Botulism, a potentially fatal neuroparalytic illness, has been recognized since the 18th century. It results from botulinum neurotoxin (BoNT), the most potent toxin known, which is produced by Clostridium botulinum and other Clostridium species. The toxin interferes with release of acetylcholine from presynaptic motor and autonomic nerve terminals, thereby disrupting neuromuscular transmission and autonomic synapses, resulting in flaccid paralysis and autonomic dysfunction. In adults, most cases are foodborne, resulting from ingestion of toxin, while most cases in infants result from ingestion of bacterial spores which proliferate and produce toxin in the gastrointestinal tract. Less common forms of botulism include wound botulism, in which spores are inoculated into a wound and locally produce toxin, and inhalational botulism due to aerosolized BoNT, potentially used as a weapon of bioterrorism.

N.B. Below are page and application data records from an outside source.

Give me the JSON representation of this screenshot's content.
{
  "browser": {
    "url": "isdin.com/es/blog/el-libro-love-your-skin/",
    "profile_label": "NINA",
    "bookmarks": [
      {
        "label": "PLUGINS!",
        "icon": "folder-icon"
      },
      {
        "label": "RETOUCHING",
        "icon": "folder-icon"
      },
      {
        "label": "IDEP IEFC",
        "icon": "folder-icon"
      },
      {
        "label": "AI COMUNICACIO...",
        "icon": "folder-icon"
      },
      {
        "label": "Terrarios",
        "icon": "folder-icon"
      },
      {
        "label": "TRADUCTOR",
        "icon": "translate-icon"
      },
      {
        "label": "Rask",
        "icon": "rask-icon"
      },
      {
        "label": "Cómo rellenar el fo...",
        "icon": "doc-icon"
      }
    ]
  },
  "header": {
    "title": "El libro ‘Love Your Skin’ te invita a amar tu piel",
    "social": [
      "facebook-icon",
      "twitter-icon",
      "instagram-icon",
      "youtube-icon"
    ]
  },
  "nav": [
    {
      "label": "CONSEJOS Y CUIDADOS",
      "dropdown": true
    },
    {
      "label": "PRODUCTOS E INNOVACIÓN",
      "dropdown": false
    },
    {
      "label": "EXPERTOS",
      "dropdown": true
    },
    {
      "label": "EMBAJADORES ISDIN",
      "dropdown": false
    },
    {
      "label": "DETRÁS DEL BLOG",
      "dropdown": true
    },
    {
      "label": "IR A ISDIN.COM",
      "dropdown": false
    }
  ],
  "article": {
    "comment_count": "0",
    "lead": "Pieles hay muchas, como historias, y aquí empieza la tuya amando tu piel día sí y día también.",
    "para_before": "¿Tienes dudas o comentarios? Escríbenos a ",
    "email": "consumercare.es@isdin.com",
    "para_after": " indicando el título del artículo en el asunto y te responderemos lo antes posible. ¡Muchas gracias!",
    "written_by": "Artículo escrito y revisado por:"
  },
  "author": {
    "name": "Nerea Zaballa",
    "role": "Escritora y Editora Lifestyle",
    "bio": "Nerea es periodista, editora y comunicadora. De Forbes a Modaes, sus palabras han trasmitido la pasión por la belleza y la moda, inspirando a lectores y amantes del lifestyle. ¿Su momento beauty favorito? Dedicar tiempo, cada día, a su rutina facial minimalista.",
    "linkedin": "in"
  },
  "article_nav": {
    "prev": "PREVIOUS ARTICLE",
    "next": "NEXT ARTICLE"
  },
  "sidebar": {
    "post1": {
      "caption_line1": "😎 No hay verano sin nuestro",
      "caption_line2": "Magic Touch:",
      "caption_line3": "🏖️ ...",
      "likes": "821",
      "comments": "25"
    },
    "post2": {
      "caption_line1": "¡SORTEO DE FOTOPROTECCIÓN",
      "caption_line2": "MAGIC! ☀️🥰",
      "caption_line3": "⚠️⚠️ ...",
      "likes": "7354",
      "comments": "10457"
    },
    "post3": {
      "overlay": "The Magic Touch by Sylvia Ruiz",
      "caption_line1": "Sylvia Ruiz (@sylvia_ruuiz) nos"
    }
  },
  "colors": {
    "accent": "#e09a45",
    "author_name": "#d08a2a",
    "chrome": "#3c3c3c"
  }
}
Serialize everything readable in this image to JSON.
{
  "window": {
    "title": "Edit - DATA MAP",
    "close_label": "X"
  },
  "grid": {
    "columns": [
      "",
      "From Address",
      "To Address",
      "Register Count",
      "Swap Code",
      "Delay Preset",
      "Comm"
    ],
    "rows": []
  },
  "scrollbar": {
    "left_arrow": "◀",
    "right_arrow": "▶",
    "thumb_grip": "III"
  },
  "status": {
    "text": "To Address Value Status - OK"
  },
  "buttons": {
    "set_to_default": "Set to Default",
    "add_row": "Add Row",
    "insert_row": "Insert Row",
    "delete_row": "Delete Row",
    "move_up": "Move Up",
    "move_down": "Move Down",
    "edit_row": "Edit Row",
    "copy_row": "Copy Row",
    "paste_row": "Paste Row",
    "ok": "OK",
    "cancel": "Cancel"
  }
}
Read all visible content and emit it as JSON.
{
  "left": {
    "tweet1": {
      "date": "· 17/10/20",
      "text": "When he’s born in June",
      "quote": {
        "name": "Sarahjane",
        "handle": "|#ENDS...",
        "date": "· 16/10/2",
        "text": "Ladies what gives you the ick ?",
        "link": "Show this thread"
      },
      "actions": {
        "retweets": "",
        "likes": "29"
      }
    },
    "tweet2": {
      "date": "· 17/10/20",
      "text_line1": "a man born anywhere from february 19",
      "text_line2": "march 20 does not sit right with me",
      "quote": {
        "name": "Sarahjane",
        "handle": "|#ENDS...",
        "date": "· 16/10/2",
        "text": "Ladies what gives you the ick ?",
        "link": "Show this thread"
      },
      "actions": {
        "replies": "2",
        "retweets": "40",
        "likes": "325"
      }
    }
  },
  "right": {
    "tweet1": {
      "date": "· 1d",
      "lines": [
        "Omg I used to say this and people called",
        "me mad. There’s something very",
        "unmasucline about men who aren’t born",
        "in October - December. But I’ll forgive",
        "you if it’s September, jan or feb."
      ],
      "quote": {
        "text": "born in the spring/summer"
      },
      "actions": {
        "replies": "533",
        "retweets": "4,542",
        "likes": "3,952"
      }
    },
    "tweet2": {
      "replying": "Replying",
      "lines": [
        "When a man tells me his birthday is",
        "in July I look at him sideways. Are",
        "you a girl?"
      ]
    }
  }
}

Therapeutic injections of BoNT may result in transient adverse effects, but serious sequelae are rare when BoNT is properly prepared and administered.
The earliest cases of botulism were described in Europe in 1735 and were attributed to improperly preserved German sausage; the name of the disease alludes to this association, botulus being Latin for sausage. Emile van Ermengem identified the causative organism in 1897 and named it Bacillus botulinum; it was later renamed Clostridium botulinum.25 These Gram-positive, spore-forming bacteria produce seven serotypes of BoNT, denoted A through G. All clostridial species are ubiquitous, and the bacteria and spores are present in soil, seawater, and air.130 Botulism outbreaks can occur anywhere in the world118 and have been reported from such diverse areas as Iran,106 Japan,100 Thailand,73 France,1 Portugal,77 and Canada.94
In 2007, a total of 144 cases of botulism were reported to the Centers for Disease Control and Prevention (CDC). Foodborne botulism constituted 18% of cases, infant botulism 63% of cases, and wound botulism 15%.42 In this analysis, toxin type A accounted for the majority of cases of both foodborne (58%) and wound (82%) botulism, while infant botulism was due to toxin type A in 43% and to toxin type B in 56% of cases.42 Six deaths were confirmed: three in patients with foodborne botulism and three in patients with wound botulism. The case fatality rate has improved for all botulism toxin types, probably due to increasing awareness of the problem and consequent earlier diagnosis, appropriate and early use of antitoxin, and better and more accessible life support techniques.
In the last 50 years, home-processed food has accounted for 65.1% of outbreaks, with commercial food processing constituting only 7% of reported cases; in the other 27.9% of outbreaks the origin remains unknown.38 Common home-canning errors responsible for botulism include failure to use a pressure cooker and allowing food to putrefy at room temperature. Minimally processed foods such as soft cheeses may lack sufficient quantities of intrinsic barriers to BoNT production, such as salt and acidifying agents.112 These foods become high-risk sources of botulism when refrigeration standards ...